[THE PROBLEM] Copy all lines below that use the word "title".

----- DATA FOR ANALYSIS -----

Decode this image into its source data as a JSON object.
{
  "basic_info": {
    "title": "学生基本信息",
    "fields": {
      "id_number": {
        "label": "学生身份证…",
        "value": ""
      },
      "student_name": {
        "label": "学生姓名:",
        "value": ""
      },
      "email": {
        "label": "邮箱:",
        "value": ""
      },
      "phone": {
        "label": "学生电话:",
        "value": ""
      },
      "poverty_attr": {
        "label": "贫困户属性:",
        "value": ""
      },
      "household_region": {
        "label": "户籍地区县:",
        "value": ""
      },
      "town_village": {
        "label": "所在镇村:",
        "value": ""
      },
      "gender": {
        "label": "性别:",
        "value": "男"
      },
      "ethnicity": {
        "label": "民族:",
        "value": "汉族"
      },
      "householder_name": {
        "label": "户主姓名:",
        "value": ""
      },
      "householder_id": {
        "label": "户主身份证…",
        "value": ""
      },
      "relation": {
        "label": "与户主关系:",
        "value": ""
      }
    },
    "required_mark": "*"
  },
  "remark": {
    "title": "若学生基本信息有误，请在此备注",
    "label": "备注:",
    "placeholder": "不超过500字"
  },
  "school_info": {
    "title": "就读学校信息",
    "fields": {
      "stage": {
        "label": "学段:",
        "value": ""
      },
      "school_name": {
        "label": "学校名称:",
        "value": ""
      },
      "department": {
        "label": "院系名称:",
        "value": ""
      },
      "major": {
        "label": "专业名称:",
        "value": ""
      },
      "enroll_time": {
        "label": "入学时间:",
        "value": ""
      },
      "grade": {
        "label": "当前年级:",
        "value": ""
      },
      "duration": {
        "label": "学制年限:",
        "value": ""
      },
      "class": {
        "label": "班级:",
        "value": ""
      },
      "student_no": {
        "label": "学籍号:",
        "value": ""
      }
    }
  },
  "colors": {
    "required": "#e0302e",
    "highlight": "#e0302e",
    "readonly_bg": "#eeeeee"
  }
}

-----
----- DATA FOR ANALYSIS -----

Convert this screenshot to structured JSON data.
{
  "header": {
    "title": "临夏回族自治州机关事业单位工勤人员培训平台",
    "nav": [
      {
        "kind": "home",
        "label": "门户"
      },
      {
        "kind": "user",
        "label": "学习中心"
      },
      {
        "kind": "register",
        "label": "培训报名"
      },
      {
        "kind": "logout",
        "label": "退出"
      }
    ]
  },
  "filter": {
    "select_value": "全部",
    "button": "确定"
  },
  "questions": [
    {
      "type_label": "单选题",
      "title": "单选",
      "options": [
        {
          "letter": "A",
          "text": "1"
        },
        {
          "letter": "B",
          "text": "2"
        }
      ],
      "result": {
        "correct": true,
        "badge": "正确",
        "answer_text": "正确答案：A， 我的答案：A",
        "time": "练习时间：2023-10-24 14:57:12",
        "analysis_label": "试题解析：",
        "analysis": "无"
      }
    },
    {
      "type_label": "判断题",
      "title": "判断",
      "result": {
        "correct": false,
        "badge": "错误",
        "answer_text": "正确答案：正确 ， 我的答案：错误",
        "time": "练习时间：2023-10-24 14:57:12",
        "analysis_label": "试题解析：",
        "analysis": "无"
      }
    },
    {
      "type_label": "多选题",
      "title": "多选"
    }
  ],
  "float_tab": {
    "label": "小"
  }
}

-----

[SOLUTION FOR THIS TASK]
    "title": "学生基本信息",
    "title": "若学生基本信息有误，请在此备注",
    "title": "就读学校信息",
    "title": "临夏回族自治州机关事业单位工勤人员培训平台",
      "title": "单选",
      "title": "判断",
      "title": "多选"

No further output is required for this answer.